Background/Aim: Liver biopsy remains the gold standard for characterizing the histology of nonalcoholic fatty liver disease, yet this procedure is invasive. Oxidative stress plays an important role in the pathogenesis of steatohepatitis and erythrocytesare known to exert pro-oxidant activity. We hypothesized that erythrocytes damaged by oxidative stress could represent potential biomarkers capable of distinguishing steatosis from steatohepatitis. Methods: Our sample included 37 obese patients who underwent bariatric surgery and liver biopsy. Patients were classified according to histological diagnosis with respect to steatosis or steatohepatitis. Oxidative stress measurements were performed by chemiluminescence. Erythrocytes obtained from the whole blood of patients were stained to evaluate cell morphology by optical microscopy. Results: Higher levels of oxidative stress were seen in obese patients with steatohepatitis in comparison to those with steatosis (Cohen's d=4.1). Erythrocytes damaged by oxidative stress were found in 81.2% of patients with steatosis and in 95.2% of the steatohepatitis cases (Phi= 0.22). These results were confirmed in an in vitro model. Oxidative stress levels were found to be elevatedin 60.6% of the cases in which modified erythrocytes were also present.
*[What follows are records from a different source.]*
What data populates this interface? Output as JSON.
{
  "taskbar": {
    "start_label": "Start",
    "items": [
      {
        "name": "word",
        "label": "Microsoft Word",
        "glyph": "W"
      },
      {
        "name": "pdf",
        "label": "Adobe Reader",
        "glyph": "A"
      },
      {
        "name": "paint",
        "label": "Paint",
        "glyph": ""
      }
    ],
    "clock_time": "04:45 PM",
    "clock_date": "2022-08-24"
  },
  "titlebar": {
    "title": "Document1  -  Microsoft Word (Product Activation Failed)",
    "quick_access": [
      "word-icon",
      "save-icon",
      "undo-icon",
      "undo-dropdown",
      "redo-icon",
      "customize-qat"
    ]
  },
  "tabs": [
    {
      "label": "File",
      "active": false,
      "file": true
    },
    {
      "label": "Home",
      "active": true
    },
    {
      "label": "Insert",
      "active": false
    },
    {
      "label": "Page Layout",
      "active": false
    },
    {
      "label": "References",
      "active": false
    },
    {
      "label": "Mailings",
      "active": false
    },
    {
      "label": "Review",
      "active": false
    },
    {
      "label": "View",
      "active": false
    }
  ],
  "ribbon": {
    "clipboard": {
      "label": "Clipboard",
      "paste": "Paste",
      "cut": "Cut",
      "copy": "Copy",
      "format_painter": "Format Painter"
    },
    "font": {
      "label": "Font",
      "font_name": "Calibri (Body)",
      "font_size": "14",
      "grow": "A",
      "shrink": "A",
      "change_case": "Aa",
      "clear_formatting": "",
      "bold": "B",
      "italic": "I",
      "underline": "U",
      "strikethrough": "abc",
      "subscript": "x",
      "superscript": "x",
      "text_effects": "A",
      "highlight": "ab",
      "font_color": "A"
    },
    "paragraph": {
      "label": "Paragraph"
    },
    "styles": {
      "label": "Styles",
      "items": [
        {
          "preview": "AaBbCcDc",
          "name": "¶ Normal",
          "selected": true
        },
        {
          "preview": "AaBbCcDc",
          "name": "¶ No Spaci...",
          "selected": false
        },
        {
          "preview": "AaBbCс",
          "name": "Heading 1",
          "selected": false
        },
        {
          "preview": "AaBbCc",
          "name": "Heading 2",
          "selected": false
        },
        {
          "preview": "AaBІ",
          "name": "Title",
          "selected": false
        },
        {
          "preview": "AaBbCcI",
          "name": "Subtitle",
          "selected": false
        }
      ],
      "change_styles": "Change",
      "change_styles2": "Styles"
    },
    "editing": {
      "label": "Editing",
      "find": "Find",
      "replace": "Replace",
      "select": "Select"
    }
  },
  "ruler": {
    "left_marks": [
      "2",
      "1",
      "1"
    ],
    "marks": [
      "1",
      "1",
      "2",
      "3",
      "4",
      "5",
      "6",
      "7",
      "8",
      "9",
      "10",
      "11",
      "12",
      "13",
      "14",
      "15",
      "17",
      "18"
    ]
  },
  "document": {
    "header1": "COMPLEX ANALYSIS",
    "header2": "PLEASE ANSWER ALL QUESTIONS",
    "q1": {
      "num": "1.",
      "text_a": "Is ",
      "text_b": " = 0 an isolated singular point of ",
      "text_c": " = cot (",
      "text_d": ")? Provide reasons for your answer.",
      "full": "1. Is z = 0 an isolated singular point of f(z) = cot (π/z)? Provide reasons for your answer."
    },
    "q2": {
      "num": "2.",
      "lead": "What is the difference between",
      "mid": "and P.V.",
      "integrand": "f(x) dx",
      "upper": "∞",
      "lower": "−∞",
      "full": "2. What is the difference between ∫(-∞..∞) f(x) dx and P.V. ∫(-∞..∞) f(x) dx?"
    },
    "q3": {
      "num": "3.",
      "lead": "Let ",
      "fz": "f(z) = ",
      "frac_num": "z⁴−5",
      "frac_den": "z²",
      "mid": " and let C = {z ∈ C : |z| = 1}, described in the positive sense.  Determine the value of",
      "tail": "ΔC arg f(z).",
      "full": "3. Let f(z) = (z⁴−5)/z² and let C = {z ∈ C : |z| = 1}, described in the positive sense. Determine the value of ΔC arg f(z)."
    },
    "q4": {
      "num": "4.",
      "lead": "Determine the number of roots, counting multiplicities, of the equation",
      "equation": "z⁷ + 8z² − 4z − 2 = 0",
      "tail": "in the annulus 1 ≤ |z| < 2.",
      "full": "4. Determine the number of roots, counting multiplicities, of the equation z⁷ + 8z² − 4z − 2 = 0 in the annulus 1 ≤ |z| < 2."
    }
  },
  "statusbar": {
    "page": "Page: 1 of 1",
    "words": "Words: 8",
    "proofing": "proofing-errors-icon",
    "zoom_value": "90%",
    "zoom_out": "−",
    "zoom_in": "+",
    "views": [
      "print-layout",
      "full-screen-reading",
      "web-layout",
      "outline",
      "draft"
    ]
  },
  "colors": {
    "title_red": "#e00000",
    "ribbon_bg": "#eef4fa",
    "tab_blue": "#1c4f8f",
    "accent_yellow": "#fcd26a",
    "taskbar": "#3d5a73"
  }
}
Conclusions: The results indicated that altered erythrocytes may represent a novel noninvasive biomarker capable of distinguishing steatosis from steatohepatitis.